Tech company buys MediaRecall, which catalogs video clips
With content library owners dreaming of a day that video clip sales become as big a business as ringtones, there’s a growing demand for companies to organize and describe archival footage. After all, you can’t sell a clip if you don’t know what’s in it — or if potential buyers can’t find it.
Deluxe, which is already offering tools in that area, announced Tuesday it’s beefing up its offerings with the acquisition of MediaRecall, a digital video-services business with its HQ in the Chicago area.
MediaRecall has some 2,000 people working from home around North America, cataloging, segmenting and describing archival footage so it can be resold as stock footage and other forms. Its clients include WGBH, National Geographic and ITN.
MediaRecall becomes part of Deluxe Digital Media and has already been remonickered “MediaRecall by Deluxe.”
Company’s founders and other employees will remain in place, except for CEO George Deeb, who will leave after a transition period. Gray Ains-worth, Deluxe’s senior VP, Operations, will oversee MediaRecall.

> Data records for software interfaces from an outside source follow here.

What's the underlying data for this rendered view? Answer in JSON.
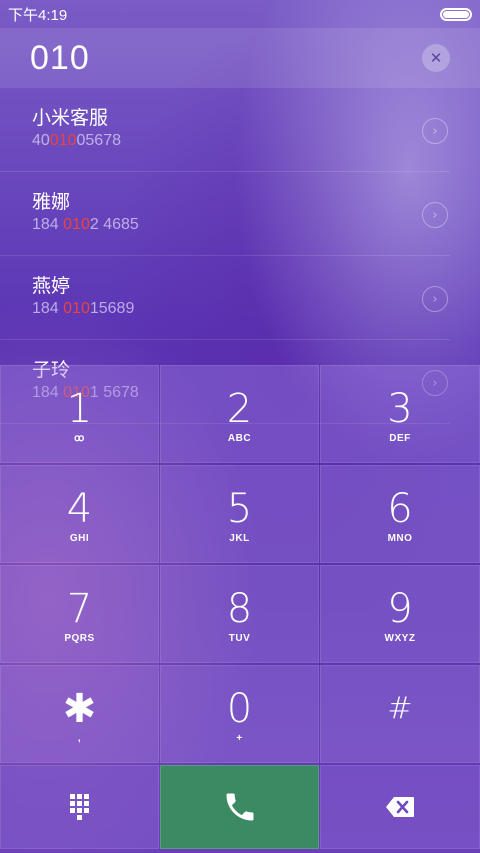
{
  "status": {
    "time": "下午4:19"
  },
  "dialer": {
    "number": "010",
    "clear_icon": "✕"
  },
  "results": [
    {
      "name": "小米客服",
      "pre": "40",
      "hit": "010",
      "post": "05678"
    },
    {
      "name": "雅娜",
      "pre": "184 ",
      "hit": "010",
      "post": "2 4685"
    },
    {
      "name": "燕婷",
      "pre": "184 ",
      "hit": "010",
      "post": "15689"
    },
    {
      "name": "子玲",
      "pre": "184 ",
      "hit": "010",
      "post": "1 5678"
    }
  ],
  "keys": [
    {
      "digit": "1",
      "letters": "ꝏ"
    },
    {
      "digit": "2",
      "letters": "ABC"
    },
    {
      "digit": "3",
      "letters": "DEF"
    },
    {
      "digit": "4",
      "letters": "GHI"
    },
    {
      "digit": "5",
      "letters": "JKL"
    },
    {
      "digit": "6",
      "letters": "MNO"
    },
    {
      "digit": "7",
      "letters": "PQRS"
    },
    {
      "digit": "8",
      "letters": "TUV"
    },
    {
      "digit": "9",
      "letters": "WXYZ"
    },
    {
      "digit": "✱",
      "letters": ","
    },
    {
      "digit": "0",
      "letters": "+"
    },
    {
      "digit": "#",
      "letters": ""
    }
  ],
  "icons": {
    "chevron": "›",
    "call": "phone-icon",
    "delete": "backspace-icon",
    "keypad": "keypad-icon"
  },
  "colors": {
    "highlight": "#e8443c",
    "call": "#3c8a63"
  }
}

Ainsworth called the acquisition “a metadata play” for Deluxe. Metadata, which includes detailed descriptions and logging of content, is growing in importance as content owners digitize their libraries.
MediaRecall workers must pass a test of visual acuity and descriptive skills (only about 15% of applicants pass, Ainsworth said) and work through a secure site.
“Within Hollywood it’s possible this is going to help content owners monetize content in new forms,” Ainsworth said. He pointed to businesses that resell clips for use as ringtones, emoticons, etc. “In order to do that successfully, that (footage) has to be described.”
Digital Domain announced last week the creation of a sister company, Mothership, that springs from its commercial division.
Mothership will take on transmedia and other branding projects, including campaigns that extend to print and mobile screens — generally, it’ll tackle jobs that require strategic thinking but might not need the high-end production resources of a movie like the new “Tron Legacy” or “The Curious Case of Benjamin Button.”
Mothership founder-prexy Ed Ulbrich, who retains his title of prez of DD’s commercials division, told Daily Variety that in the emerging world of transmedia storytelling, “you’re developing a story world and creating onramps to it that can be videogames or movies or books on your Kindle.”
Brands, too, are interested in getting into transmedia storytelling, “because they need integrated marketing.”
Ulbrich said part of the impetus behind Mothership is a new breed of helmer.
While David Fincher, Michael Bay and Gore Verbinski cut their teeth on commercials, “now we have a new crop of guys like Joe Kosinski who grew up playing videogames and working at workstations. They’re as comfortable with a workstation as they are with a camera.”
Ulbrich also noted that what used to be “visual effects” are now just filmmaking tools. “We’re in a world where there’s no such thing as post-production. The line’s not blurred, it’s gone.”
Initially, Mothership will focus on marketing and branding, but it’s already repping a stable of directors, and Ulbrich doesn’t rule out eventually looking at other kinds of projects.
Mothership’s management also includes executive creative director Alejandro Lopez and executive producer Tanya Cohen.
The Motion Picture Academy isn’t likely to open up Oscar voting to the public, and it still relies on paper ballots to determine the winners, but it is inviting the public to vote by Internet for the gown to be worn by awards escorts during the kudocast.
Web voting began Tuesday night for “Oscars Designer Challenge 2010,” with voters choosing among nine designs. Voting continues through Tuesday.
A Web series, “Oscars Designer Challenge: Behind the Dress,” runs online daily March 3-8. The winning design will be announced March 7 on the “Oscars Red Carpet 2010” preshow telecast.